The fright­ful moral exces­ses quite obli­ged the empe­rors to make laws to halt sha­me­less­ness at a cer­tain point, but it was not their inten­tion to cor­rect morals in gene­ral. Positive facts rela­ted by the his­to­rians prove this bet­ter than all those laws could ever prove the contrary. We can see in Dio the conduct of Augustus in this regard, and how, both in his præ­tor­ship and in his cen­sor­ship, he elu­ded the demands made to him.1

What we do find in the his­to­rians is rigid judg­ments han­ded down under Augustus and Tiberius against the sha­me­less­ness of a few Roman ladies ; but in acquain­ting us with the spi­rit of those rei­gns, they acquaint us with the spi­rit of those judg­ments.

Augustus and Tiberius inten­ded mainly to punish the debau­chery of their women rela­ti­ves. They were puni­shing not moral dis­so­lu­te­ness, but a cer­tain crime of impiety or lese-majesty which they had inven­ted,2 use­ful for res­pect, and use­ful for their ven­geance. Which is why the Roman wri­ters rise up so loudly against this tyranny.

The penalty of the Julian law was mild.3 The empe­rors hoped that judg­ments would increase the penalty of the law they had made. This was the sub­ject of the his­to­rians’ invec­ti­ves. They were not exa­mi­ning whe­ther the women deser­ved to be puni­shed, but whe­ther the law had been vio­la­ted in order to punish them.

One of the prin­ci­pal aspects of the tyranny of Tiberius was the abuse he made of the old laws.4 When he wan­ted to punish some Roman lady beyond the penalty impo­sed by the Julian Law, he re-esta­bli­shed the domes­tic court against them.5
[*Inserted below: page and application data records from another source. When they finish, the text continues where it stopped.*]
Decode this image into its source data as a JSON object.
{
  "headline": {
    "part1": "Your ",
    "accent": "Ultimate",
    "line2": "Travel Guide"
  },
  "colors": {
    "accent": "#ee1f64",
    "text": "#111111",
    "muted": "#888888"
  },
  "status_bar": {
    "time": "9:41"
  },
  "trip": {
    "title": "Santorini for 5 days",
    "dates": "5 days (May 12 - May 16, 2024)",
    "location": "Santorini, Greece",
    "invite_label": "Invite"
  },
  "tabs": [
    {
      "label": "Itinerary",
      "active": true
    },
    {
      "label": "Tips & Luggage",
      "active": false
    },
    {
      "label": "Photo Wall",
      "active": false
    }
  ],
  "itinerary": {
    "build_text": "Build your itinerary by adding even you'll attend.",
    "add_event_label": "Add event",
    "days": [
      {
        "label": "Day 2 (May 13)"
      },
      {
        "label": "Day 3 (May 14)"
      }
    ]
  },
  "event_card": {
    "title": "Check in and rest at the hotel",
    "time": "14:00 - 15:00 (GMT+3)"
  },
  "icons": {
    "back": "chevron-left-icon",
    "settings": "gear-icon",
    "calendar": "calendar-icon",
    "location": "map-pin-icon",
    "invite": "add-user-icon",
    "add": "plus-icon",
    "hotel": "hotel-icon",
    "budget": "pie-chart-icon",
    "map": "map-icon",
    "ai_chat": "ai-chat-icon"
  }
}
These pro­vi­sions with res­pect to women regar­ded only the sena­tors’ fami­lies, and not the peo­ple’s. They wan­ted pre­texts for accu­sa­tions against the great, and women’s deport­ments could pro­vide them in abun­dance.

In sum, what I have said about moral sound­ness not being the prin­ci­ple of the govern­ment of one man alone was never bet­ter veri­fied than under these first empe­rors, and anyone who doubts this has only to read Tacitus, Suetonius, Juvenal and Martial.
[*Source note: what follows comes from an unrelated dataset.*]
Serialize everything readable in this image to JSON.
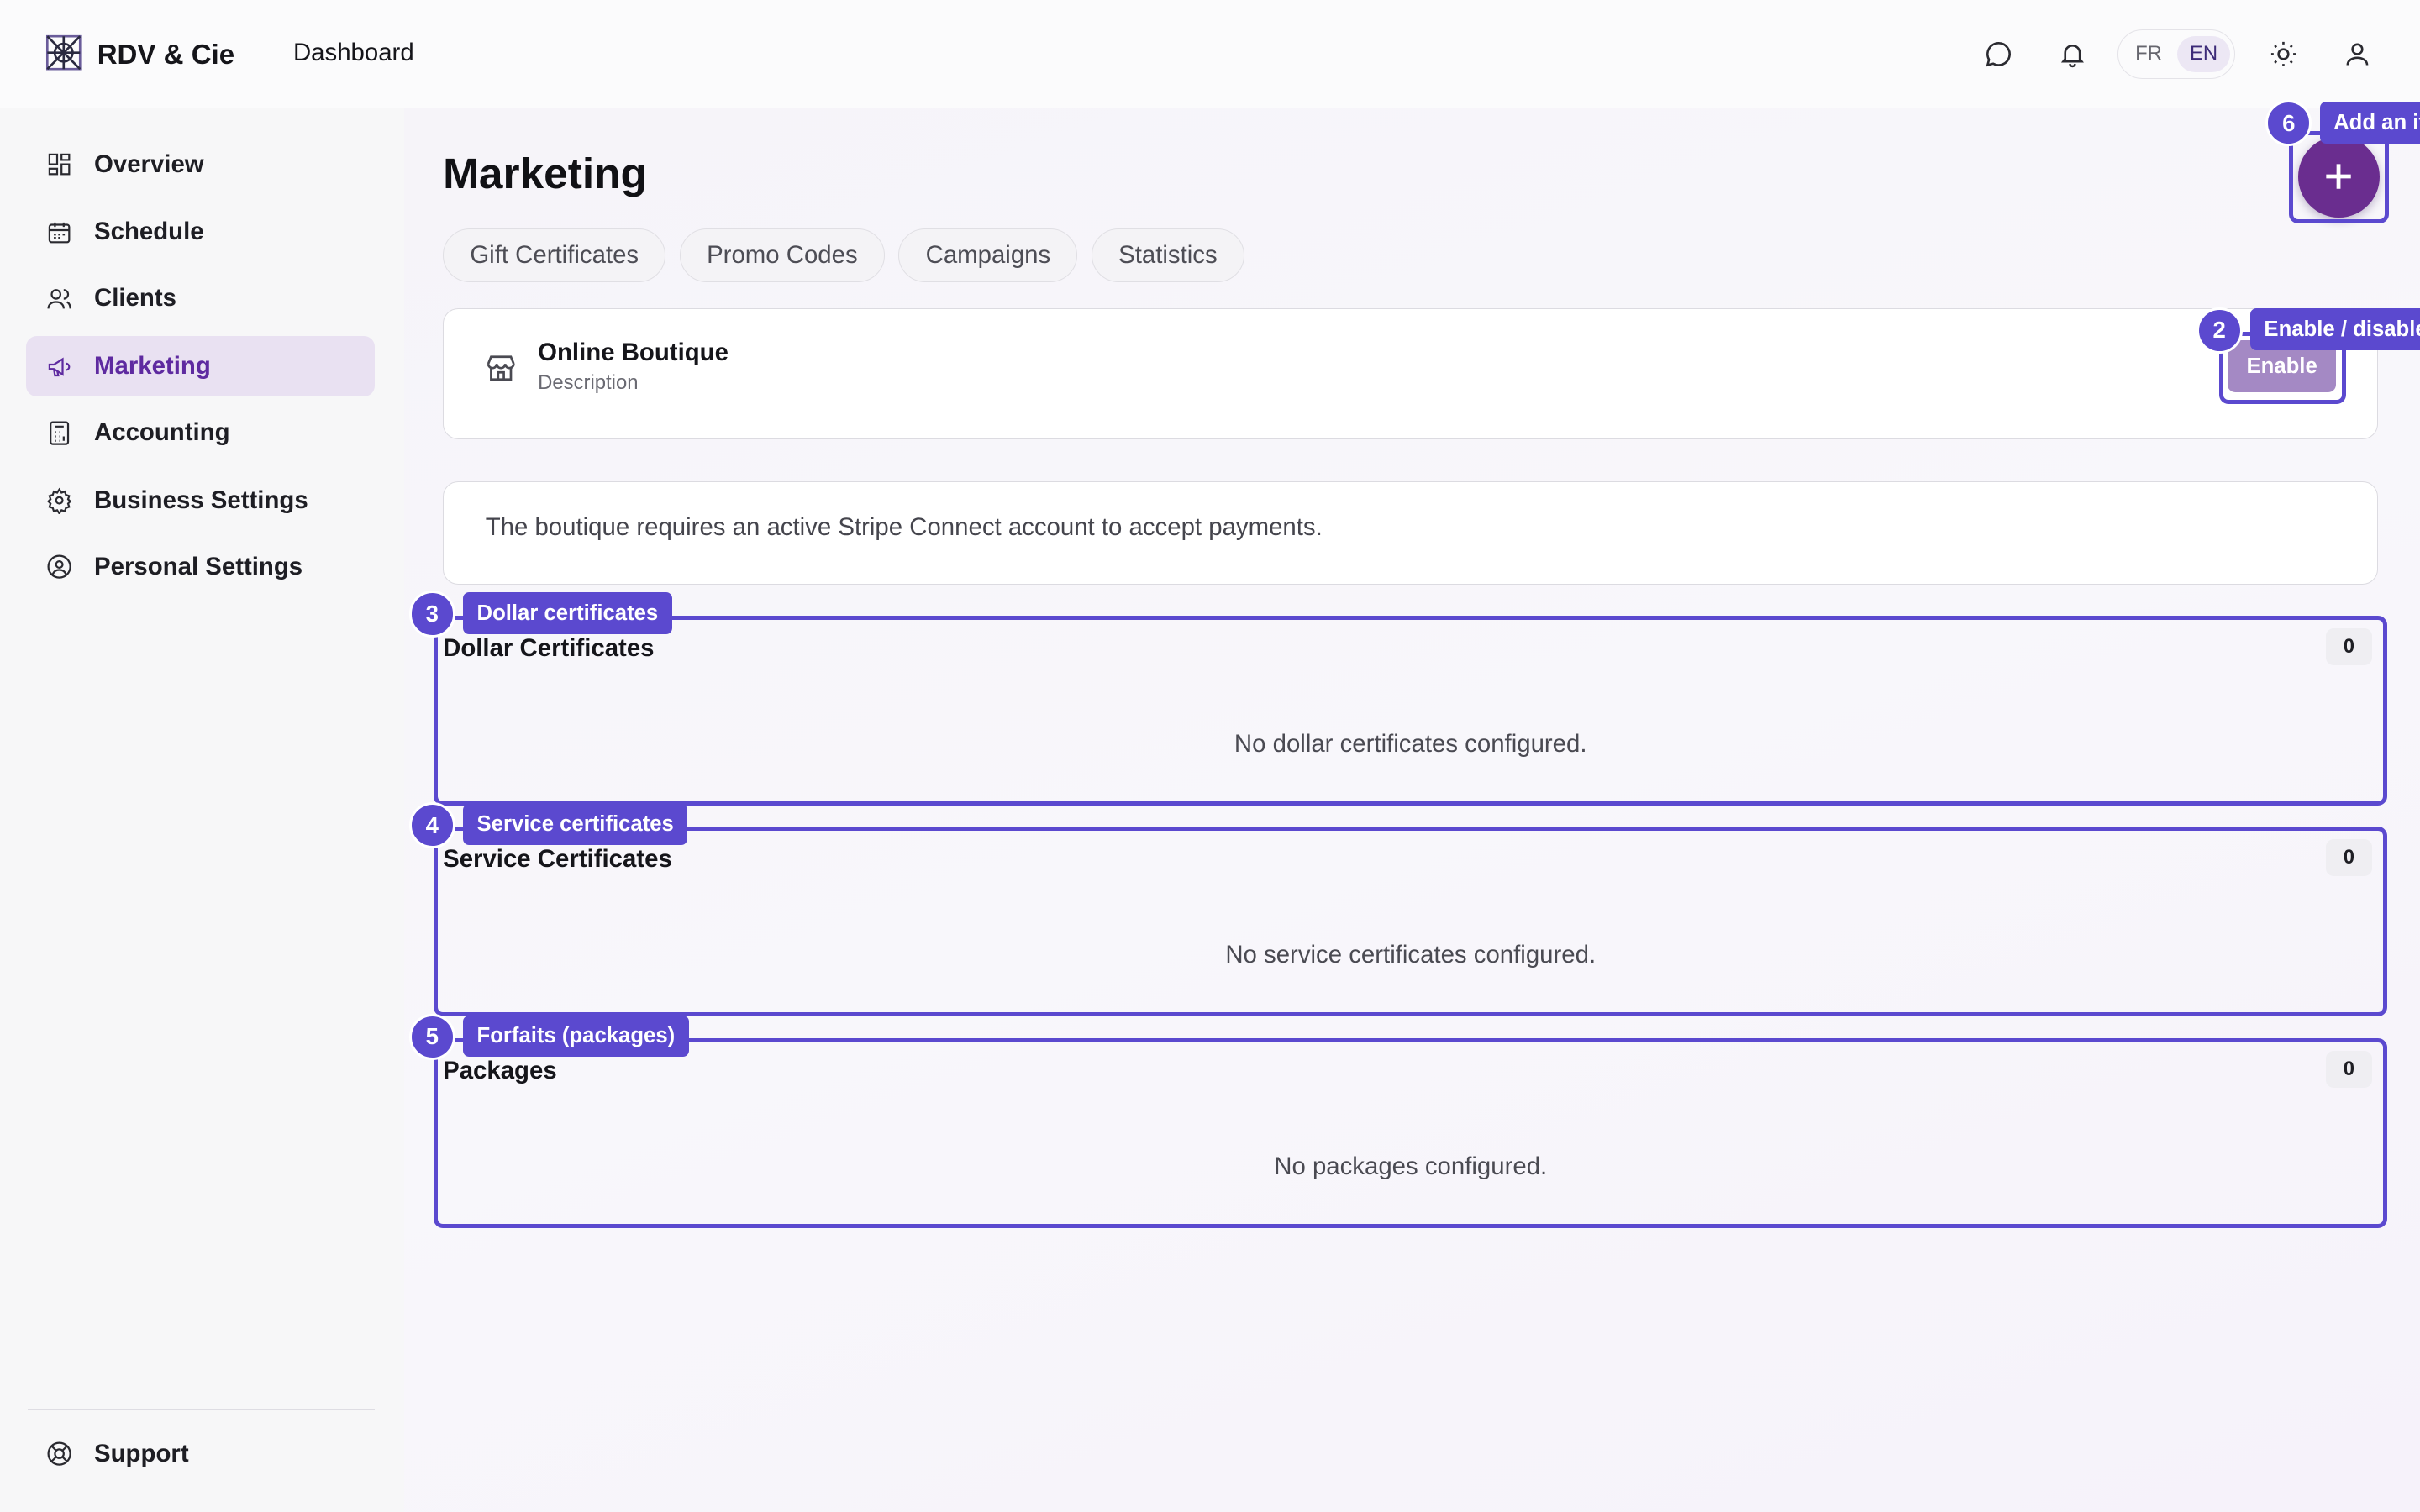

As they have brought to him a young man who had married a woman with whom he had earlier had an improper relationship, he long hesitated, daring neither to approve nor to punish these things. Finally, regaining his composure : “The seditions have been the cause of great harm,” he said ; “let us forget them.” (Dio, book LIV.) The senators having requested statutes covering women’s morals, he eluded this request, saying that they should chastise their wives, as he did his own ; upon which they entreated him to tell them how he treated his wife (a most indiscrete question, it seems to me).

Culpam inter viros et fœminas vulgatam gravi nomine læsarum Religionum appellando, clementiam majorum suasque ipse leges egrediebatur [‘Calling, as he did, a vice so habitual among men and women by the awful name of sacrilege, he went far beyond the indulgent spirit of our ancestors, beyond indeed his own legislation.’] (Tacitus, Annals, book III).
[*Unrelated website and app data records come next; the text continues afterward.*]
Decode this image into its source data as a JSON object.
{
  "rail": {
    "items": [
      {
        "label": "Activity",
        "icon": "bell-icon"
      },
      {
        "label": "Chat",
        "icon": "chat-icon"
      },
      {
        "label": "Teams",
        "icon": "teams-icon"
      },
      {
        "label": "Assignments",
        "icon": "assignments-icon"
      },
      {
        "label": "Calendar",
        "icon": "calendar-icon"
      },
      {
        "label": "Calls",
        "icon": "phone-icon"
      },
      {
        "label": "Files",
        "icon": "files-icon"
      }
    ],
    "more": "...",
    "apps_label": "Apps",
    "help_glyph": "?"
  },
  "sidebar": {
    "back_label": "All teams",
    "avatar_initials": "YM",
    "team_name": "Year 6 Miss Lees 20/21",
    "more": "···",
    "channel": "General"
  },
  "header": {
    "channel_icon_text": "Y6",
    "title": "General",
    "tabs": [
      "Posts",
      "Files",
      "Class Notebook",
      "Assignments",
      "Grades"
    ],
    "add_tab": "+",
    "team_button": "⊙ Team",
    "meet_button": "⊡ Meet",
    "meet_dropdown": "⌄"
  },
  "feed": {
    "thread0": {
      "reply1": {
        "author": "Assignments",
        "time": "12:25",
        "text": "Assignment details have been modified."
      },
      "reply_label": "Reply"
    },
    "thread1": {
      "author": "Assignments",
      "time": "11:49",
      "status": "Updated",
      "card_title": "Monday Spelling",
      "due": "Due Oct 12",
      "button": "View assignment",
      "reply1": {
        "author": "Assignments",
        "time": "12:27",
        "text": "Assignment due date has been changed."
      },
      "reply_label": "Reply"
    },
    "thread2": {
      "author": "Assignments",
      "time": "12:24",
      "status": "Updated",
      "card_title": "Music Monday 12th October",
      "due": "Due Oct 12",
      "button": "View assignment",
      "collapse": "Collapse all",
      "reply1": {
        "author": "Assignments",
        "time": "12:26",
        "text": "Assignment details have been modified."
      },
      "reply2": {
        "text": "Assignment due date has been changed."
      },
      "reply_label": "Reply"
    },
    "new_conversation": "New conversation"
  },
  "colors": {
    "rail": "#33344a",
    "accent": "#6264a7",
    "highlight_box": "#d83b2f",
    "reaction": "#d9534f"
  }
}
This law is related in the Digest ; but the penalty is not listed. It it assumed that it was nothing but relegation, since the penalty for incest was only deportation (Leg. si quis viduam, following De questionibus).

Proprium id Tiberio fuit scelera nuper reperta priscis verbis obtegere (Tacitus [Annals, book IV, ch. 19]).

Adulterii graviorem pœnam deprecatus, ut exemplo majorum propinquis suis ultra ducentessimum lapidem removeretur, suasit. Adultero Manlio Italiâ atque Africa interdictum est [‘For her adultery, he deprecated the severer penalty, and advised that she should be removed by her kinsfolk, after the example of our forefathers, to more than two hundred miles from Rome. Her paramour, Manlius, was forbidden to live in Italy or Africa.’] (Tacitus, Annals, book II, ch. 50)